▶ [Task details] In the records below, find each line with the word "time" and copy it.

▶ [Entries supplied]
- - - -
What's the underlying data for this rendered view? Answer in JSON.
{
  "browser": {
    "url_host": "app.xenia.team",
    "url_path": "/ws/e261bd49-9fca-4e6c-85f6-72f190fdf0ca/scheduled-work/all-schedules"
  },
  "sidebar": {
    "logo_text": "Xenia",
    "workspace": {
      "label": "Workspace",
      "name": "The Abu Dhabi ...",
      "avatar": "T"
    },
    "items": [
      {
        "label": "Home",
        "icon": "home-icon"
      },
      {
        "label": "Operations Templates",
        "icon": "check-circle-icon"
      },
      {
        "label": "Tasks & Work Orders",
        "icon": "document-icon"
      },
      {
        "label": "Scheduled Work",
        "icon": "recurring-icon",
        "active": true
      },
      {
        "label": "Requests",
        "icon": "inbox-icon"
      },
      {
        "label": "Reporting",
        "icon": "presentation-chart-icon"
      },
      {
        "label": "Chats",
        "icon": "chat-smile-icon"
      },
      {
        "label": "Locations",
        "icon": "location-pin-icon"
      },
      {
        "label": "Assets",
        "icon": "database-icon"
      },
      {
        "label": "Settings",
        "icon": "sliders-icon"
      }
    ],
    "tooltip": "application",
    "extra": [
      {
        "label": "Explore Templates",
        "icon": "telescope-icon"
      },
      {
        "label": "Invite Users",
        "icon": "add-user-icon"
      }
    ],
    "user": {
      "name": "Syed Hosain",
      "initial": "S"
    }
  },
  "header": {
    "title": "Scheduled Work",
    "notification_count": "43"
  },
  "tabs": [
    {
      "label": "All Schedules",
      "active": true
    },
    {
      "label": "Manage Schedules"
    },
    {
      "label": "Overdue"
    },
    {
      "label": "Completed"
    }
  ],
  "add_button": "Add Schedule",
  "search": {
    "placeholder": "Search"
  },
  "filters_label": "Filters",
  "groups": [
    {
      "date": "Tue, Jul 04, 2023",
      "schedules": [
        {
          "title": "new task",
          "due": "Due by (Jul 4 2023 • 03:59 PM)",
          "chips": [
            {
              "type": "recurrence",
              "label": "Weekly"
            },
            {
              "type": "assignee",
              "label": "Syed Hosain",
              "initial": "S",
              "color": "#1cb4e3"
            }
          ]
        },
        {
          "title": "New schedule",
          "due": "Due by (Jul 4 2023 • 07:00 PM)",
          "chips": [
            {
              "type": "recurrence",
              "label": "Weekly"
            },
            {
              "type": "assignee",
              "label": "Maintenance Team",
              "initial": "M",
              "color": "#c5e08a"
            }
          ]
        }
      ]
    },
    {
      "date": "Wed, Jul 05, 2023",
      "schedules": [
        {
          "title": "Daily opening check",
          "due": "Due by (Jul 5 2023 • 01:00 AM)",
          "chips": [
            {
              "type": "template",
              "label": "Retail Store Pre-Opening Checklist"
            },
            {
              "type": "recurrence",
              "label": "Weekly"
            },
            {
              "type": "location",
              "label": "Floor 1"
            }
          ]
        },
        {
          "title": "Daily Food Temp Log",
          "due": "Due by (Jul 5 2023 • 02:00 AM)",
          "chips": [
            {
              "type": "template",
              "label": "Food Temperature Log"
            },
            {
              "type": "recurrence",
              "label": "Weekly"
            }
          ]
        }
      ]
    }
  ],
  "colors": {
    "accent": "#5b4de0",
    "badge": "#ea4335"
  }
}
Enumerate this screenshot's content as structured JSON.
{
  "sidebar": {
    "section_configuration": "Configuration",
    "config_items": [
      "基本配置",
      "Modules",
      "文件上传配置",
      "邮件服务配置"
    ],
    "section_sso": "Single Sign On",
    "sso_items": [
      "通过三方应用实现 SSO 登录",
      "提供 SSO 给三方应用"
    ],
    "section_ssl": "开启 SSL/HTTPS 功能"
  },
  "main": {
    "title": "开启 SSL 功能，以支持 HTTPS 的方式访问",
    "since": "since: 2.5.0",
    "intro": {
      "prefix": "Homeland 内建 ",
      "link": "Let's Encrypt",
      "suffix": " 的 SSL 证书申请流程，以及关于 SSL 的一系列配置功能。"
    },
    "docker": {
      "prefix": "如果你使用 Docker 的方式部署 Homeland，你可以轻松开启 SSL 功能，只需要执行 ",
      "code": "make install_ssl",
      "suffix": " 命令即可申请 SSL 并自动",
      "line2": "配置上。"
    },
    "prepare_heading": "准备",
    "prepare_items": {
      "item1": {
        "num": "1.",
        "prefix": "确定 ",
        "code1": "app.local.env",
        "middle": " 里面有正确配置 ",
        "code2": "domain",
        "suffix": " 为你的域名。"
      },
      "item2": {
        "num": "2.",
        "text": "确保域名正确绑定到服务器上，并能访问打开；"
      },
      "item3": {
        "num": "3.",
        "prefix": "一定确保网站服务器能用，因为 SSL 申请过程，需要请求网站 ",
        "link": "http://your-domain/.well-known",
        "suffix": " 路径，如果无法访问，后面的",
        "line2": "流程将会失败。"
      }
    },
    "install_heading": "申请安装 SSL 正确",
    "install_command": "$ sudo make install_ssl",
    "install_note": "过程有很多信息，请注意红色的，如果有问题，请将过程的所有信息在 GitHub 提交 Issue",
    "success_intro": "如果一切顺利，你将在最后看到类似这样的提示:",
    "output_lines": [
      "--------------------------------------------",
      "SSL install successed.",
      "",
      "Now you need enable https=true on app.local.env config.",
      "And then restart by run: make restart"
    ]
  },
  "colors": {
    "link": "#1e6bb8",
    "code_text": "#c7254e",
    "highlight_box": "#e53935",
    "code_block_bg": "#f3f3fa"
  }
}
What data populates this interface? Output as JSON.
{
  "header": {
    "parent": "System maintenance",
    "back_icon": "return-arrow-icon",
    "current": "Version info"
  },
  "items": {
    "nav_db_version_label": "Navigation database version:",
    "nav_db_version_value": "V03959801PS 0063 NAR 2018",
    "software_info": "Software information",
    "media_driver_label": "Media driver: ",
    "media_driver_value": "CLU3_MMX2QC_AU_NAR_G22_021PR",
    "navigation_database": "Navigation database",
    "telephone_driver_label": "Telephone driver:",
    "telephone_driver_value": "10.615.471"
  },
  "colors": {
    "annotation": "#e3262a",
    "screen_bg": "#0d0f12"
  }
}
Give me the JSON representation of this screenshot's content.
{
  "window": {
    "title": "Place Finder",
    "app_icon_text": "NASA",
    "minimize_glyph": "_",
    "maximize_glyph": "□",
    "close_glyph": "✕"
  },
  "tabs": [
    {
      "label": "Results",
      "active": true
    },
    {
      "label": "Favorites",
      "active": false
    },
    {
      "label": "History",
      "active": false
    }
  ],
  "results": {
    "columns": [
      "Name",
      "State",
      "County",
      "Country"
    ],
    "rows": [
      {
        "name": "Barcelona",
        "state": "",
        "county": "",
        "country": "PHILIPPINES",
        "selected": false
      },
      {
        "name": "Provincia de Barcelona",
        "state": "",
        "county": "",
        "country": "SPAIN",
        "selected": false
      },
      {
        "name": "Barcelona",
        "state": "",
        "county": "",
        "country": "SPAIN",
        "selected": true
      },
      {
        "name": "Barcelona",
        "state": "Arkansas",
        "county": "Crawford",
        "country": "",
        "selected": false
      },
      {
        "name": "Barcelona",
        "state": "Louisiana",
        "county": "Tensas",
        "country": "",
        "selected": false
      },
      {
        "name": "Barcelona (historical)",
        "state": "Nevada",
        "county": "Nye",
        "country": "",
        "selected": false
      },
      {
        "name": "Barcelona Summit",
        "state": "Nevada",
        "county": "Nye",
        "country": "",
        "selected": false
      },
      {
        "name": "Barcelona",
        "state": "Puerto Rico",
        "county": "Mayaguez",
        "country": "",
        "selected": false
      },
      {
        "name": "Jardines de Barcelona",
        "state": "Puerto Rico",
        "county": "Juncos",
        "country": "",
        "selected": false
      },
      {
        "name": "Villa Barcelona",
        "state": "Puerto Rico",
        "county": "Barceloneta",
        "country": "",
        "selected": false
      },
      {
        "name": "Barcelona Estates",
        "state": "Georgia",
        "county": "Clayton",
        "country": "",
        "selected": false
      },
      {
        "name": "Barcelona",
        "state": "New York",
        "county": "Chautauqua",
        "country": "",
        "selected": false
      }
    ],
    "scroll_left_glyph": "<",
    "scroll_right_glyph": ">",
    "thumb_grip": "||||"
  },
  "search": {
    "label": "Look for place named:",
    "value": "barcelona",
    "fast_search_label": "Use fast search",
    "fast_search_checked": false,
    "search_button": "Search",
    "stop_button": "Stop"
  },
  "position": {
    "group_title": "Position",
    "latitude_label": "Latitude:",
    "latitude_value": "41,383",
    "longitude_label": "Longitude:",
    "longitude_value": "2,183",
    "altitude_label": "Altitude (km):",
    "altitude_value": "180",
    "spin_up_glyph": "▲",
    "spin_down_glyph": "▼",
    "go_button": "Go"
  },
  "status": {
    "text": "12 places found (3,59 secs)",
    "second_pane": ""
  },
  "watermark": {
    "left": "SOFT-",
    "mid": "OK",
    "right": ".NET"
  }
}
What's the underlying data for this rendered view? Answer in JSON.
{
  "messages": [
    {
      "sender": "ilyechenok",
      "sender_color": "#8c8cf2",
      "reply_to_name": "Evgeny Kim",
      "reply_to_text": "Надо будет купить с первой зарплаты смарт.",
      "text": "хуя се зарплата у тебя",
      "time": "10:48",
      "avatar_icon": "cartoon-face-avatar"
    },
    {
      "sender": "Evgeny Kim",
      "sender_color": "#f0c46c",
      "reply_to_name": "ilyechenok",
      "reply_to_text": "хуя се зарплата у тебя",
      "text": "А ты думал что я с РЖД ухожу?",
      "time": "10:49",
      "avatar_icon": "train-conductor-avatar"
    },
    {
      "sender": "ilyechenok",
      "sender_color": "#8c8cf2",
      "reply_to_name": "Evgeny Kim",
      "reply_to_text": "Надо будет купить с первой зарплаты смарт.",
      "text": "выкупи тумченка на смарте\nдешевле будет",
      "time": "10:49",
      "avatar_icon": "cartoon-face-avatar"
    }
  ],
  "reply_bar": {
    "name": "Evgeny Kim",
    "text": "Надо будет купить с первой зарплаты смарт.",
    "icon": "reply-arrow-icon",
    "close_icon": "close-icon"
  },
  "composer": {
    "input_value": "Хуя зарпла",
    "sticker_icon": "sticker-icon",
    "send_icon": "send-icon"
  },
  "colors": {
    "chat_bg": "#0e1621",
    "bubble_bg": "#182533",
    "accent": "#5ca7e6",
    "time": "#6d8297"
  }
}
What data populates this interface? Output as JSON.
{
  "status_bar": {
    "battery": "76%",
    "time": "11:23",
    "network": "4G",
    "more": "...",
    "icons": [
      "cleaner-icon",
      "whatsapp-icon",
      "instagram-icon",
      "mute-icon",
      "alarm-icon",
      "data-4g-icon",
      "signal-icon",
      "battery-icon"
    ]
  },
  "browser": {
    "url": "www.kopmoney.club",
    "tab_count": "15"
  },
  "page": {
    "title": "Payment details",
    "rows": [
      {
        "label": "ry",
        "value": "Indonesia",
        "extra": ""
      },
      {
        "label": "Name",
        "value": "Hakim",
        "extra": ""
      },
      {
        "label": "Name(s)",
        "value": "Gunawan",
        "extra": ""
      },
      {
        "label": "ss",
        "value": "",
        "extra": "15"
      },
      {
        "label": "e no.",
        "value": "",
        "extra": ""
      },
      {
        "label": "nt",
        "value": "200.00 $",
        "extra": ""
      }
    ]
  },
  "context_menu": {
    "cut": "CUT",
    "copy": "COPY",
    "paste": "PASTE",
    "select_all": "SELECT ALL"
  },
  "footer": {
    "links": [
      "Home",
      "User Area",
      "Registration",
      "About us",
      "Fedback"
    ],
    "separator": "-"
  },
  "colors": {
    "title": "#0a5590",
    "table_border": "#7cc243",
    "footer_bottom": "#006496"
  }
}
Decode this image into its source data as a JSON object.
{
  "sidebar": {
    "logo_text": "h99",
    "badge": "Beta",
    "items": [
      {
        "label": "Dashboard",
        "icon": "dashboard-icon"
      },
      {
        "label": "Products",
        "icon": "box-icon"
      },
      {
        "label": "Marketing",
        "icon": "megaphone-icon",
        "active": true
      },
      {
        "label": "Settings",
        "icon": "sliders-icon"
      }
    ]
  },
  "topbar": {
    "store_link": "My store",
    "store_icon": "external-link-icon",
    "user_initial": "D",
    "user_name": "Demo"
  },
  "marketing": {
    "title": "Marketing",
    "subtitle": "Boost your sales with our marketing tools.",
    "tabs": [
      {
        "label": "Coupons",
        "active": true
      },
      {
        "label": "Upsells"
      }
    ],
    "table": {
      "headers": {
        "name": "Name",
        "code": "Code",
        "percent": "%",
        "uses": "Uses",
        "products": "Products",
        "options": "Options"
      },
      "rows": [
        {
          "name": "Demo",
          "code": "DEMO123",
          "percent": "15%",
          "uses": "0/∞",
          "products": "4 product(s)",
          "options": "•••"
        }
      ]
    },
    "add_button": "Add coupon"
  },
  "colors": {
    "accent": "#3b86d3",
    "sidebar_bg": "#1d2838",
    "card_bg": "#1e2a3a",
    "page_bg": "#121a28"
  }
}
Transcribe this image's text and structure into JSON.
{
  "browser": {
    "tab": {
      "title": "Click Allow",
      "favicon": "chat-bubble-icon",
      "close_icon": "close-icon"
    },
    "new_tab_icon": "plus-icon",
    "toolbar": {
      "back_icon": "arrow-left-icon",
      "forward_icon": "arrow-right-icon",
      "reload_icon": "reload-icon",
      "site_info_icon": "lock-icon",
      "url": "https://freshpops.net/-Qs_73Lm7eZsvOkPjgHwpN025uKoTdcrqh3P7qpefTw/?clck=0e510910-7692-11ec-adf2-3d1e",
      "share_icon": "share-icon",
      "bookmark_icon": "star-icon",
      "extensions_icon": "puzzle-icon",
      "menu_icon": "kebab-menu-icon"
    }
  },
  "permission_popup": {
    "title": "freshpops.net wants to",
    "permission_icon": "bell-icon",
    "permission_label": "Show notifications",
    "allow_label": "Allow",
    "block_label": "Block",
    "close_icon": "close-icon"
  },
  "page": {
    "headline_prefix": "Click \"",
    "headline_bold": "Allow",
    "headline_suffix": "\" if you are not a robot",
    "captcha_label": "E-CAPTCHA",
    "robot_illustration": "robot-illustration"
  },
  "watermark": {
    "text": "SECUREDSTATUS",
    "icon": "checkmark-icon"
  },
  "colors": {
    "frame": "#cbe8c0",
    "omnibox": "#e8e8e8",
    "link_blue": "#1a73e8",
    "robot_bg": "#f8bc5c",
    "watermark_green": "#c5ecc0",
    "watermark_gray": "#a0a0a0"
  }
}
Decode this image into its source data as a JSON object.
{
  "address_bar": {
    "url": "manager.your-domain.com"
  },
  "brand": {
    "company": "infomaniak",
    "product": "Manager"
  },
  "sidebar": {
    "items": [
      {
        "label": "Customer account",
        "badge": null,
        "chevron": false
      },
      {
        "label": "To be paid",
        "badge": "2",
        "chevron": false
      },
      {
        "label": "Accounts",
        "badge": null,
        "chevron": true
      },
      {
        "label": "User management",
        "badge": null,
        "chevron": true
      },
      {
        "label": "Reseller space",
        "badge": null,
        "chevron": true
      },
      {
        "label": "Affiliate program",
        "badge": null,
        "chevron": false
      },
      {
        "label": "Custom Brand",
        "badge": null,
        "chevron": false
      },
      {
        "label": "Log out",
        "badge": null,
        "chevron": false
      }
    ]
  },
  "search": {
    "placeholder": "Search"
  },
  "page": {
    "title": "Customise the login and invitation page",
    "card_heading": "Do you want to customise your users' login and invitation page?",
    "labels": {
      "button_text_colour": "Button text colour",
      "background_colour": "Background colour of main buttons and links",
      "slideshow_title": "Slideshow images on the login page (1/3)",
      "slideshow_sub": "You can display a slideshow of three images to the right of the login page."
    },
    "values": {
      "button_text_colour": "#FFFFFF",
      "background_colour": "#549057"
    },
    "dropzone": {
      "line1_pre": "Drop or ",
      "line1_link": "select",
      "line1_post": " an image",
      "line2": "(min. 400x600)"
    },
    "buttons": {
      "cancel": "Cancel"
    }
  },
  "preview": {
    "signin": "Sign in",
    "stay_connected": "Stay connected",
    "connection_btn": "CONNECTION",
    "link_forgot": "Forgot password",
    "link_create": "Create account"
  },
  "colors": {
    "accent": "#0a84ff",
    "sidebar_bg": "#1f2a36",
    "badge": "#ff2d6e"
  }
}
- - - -
▶ [Task answer]
      "time": "10:48",
      "time": "10:49",
      "time": "10:49",
    "time": "#6d8297"
    "time": "11:23",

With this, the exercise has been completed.